I did have one MAJOR oh oh, while soldering a resistor close to the GPS module I let the side of the iron contact the module. I had it covered with tape as recommended in the instructions. The tape burned and created a little brown spot on the module. It was fast but that's a lot of direct heat. Really hoping I didn't ruin it!

ImageUploadedByRocketry Forum1475970286.540618.jpg
 

OverTheTop

Well-Known Member
TRF Supporter
Joined
Jul 10, 2007
Messages
4,362
Reaction score
1,584
Location
Melbourne Australia
You might be able to tell better under magnification they are O.K. though.
Forgot to mention earlier. You can assemble with or without magnification if your eyes are good enough. I do 0402 parts (1mmx 0.5mm) just by eye.
However you assemble you need to ALWAYS inspect with x10 magnification at least. Washing with metho and a toothbrush (or proper flux remover) to get the flux off before inspection is worthwhile.

Looking Ok so far! You are going well. The amount of solder seems to be a bit too much. You can reduce the amount applied by laying the solder across the joint before placing the iron on to heat it. Then pull back with the solder rather than feeding in. How much you lay across the joint at the start is what you get on the joint. Aim for joints that are concave, rather than convex blob-looking. Here is a pic from the IPC610 standard showing a target-condition joint:
4-200.jpg

Have a look at some commercially assembled boards to see what good joint should look like (Chinese toys don't count!)

Keep up the good work!
 

ksaves2

Lifetime Supporter
TRF Lifetime Supporter
Joined
Nov 25, 2009
Messages
5,981
Reaction score
294
Making great progress almost 9 hours in though

View attachment 302988
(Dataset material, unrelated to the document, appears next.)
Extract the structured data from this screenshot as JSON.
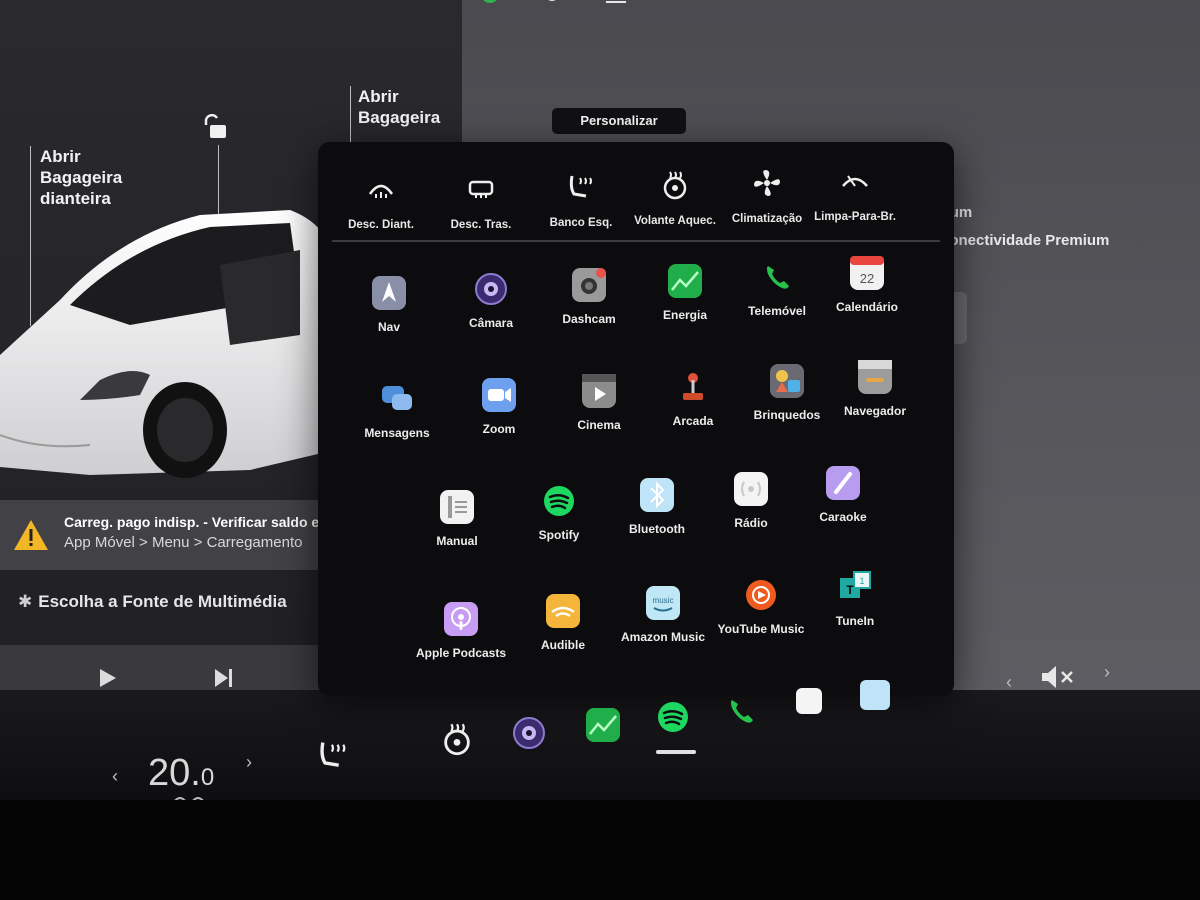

I did have one MAJOR oh oh, while soldering a resistor close to the GPS module I let the side of the iron contact the module. I had it covered with tape as recommended in the instructions. The tape burned and created a little brown spot on the module. It was fast but that's a lot of direct heat. Really hoping I didn't ruin it!

View attachment 302990
It should be fine. Third TRS I had a heck of a time with solder bridges that I immediately recognized but frustrating sometimes to deal with. Thought I cooked
some parts pretty good too. Had a bad feeling about it but I worked right off the bat. Your project looks fine. Easy to say with your good pictures. Kurt
 

Lowpuller

Well-Known Member
Joined
Nov 23, 2013
Messages
2,230
Reaction score
11
Ok almost done now!

ImageUploadedByRocketry Forum1475987489.670039.jpg

First let me say the instructions are AWESOME!, but it is important to read them before assembly and read ahead.

I soldered the red LED in the wrong place but did not realize I had done until the next step. I had to desolder it, thankfully I left the legs a little long, what a pain.

ImageUploadedByRocketry Forum1475987489.670039.jpg

However upon performing the preliminary test, the LED failed but the RF module LED flashed so I knew I had an issue, I guessed I soldered it in backwards, so I took it out a second time and resoldered. YEAH! Everything worked, I even made a short video, which I may post later.

I finished up everything else less the battery leads, terminal blocks for charges, and the antenna as I have not made final decision on these there yet.

Ran the final test and .................. everything worked as advertised 😀😀😀😀😀😀😀😀😀😀😀😀😀

Total time less breaks was about 10 hours. I did notice that the more I worked the better my eyes focused, by the end I could actually read the numbers on the tiny resistors, before I started that was a challenge without a 10x. My skills also improve greatly, if I did another I'm confident I could do it in half the time. This was my first SMD. Lots and of fun, I'm glad it's finished though I'm pretty tired at this point.

Thanks for all the help, especially from Chris.

Again I can't say this enough, awesome customer service, and great, I mean GREAT instructions!



LCD Receiver next but that will likely not be for a couple of weeks.
 
Top